Saturday, April 25, 2009

Can you hear me now?

In another sign of the institutional apocalypse, yesterday I heard this story from a faculty member in the sciences:
I called [Professor Bob Z] today and got the message that his phone had been disconnected. So I called the department office to ask what his new number was. And the department admin told me that many of the faculty phones in HArCS* had been disconnected to save money. (The science prof widens her eyes and drops her jaw in disbelief.) So I asked how I could reach him. And she says, "His office is just down the hall. I could stick my head into the hallway and call his name, and if he's here, he'll hear me."
Pro-fes-sion-al.

So I tweeted this, and the news was soon confirmed via Twitter by a colleague in a humanities department, who wrote (sarcastically), "Yup. it's true. thank goodness twitter is free. we're all moving to twitter."

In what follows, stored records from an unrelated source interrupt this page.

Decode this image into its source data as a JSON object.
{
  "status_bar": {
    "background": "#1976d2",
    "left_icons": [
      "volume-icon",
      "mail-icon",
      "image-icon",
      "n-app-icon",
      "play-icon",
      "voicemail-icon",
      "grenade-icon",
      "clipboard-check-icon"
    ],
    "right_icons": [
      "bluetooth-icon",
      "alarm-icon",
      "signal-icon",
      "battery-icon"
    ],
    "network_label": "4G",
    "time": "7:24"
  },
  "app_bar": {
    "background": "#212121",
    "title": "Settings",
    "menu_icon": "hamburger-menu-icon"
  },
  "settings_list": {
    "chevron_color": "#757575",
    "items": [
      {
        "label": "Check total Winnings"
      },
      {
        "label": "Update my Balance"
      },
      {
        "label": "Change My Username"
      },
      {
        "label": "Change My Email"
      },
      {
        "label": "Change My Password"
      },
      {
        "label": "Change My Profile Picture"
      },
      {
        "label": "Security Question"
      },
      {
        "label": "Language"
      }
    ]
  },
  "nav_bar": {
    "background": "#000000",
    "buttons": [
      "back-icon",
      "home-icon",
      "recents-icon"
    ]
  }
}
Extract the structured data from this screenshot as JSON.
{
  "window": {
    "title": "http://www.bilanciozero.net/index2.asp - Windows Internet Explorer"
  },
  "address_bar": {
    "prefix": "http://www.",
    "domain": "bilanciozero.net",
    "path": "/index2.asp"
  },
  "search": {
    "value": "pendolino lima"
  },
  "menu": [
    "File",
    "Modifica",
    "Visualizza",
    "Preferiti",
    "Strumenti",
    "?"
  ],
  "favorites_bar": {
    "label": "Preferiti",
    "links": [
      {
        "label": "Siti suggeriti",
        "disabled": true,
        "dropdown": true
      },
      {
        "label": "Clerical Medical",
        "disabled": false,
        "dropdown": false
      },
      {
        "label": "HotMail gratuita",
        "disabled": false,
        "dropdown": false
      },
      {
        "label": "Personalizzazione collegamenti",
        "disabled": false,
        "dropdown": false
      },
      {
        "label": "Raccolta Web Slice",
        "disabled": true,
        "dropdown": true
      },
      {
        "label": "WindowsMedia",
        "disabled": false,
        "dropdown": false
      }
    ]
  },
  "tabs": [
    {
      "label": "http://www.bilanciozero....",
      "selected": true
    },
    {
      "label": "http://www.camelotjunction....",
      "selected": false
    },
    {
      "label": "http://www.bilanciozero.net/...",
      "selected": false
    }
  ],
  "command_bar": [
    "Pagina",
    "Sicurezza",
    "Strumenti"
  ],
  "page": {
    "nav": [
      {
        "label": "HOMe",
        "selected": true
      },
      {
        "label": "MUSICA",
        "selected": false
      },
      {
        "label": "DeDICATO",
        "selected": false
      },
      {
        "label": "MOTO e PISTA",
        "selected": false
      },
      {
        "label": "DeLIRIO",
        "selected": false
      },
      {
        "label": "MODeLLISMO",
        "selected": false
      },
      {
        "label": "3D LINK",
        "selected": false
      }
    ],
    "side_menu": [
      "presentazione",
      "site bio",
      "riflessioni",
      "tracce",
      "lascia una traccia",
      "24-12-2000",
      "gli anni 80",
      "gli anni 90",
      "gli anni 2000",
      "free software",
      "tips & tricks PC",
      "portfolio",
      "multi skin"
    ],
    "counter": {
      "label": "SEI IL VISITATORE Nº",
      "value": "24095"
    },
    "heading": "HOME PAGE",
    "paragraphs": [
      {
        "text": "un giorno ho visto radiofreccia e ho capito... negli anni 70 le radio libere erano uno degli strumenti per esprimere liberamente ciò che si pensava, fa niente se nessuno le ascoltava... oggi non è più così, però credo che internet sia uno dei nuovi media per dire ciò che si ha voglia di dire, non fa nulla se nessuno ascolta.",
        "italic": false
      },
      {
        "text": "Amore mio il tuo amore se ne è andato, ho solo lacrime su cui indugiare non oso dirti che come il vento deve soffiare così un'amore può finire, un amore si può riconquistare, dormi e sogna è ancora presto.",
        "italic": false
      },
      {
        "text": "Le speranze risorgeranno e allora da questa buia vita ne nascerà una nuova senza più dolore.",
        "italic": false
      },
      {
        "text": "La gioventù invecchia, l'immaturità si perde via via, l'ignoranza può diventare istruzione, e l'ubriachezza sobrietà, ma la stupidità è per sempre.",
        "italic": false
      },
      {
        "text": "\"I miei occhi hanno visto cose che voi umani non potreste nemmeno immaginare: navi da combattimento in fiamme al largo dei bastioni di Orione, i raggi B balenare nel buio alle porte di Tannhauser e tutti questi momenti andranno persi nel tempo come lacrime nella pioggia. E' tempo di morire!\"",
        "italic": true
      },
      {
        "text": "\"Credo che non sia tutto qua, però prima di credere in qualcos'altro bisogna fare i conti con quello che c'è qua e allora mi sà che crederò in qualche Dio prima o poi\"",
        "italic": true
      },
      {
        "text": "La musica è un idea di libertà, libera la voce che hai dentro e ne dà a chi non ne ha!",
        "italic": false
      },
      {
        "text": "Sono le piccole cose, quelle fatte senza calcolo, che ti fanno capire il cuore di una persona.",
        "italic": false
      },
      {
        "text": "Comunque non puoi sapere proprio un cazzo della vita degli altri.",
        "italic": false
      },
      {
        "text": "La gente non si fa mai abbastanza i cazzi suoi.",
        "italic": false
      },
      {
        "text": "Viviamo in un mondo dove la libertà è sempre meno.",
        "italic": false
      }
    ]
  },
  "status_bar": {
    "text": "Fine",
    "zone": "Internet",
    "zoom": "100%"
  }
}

No phones in faculty offices. (Safety first! It's especially funny because on Thursday the campus tested the "Warn Me" emergency system by leaving--you guessed it--voicemail messages on all campus phones.) So here's the next question: If you're faculty, would you give your cell number to your students? (Especially knowing that there are many places on campus that still don't get cell service, especially the ubiquitous tin-can "temporary" buildings from the 60s?)

Next up: Pay-per-e-mail internet service, à la 1994?

*Humanities, Arts, and Cultural Studies

3 comments:

Inside the Philosophy Factory said...

Dang -- talk about disrespect for the humanities....

No, I would not give my students my cell phone number.

I would give them the number of the Dean's office -- or whomever made that bonehead move. I'd tell my students the can snail mail me or e-mail me -- or call the idiot who decided we don't need phones. If I give them my cell number I'm now paying for the service the university should be providing -- an office phone.

My cell phone is for my own convenience. That's why I pay the bill.

I also wouldn't answer administration phone calls on my home or cell phone -- they don't want to pay to provide me with a phone number, to them I don't have one. I might even change my number(s) and not give them the new ones.

Laura said...

O.M.G. It does not get more short-sighted than that. It's like the Dilbert comics where they decide everyone has to wear a shoe size smaller to save wear and tear on the carpet.

Here's the thing. At our school, people complain when people use services outside the school, forward email to gmail for example, but then start to freak out when people start using something the school provides and want a service to be say, reliable. Can't have it both ways.

grumpyabdadjunct said...

Give students my cell number? Hell no, why not just give them my home address while we're at it?

Gawd, that is just unbelievable. Wow.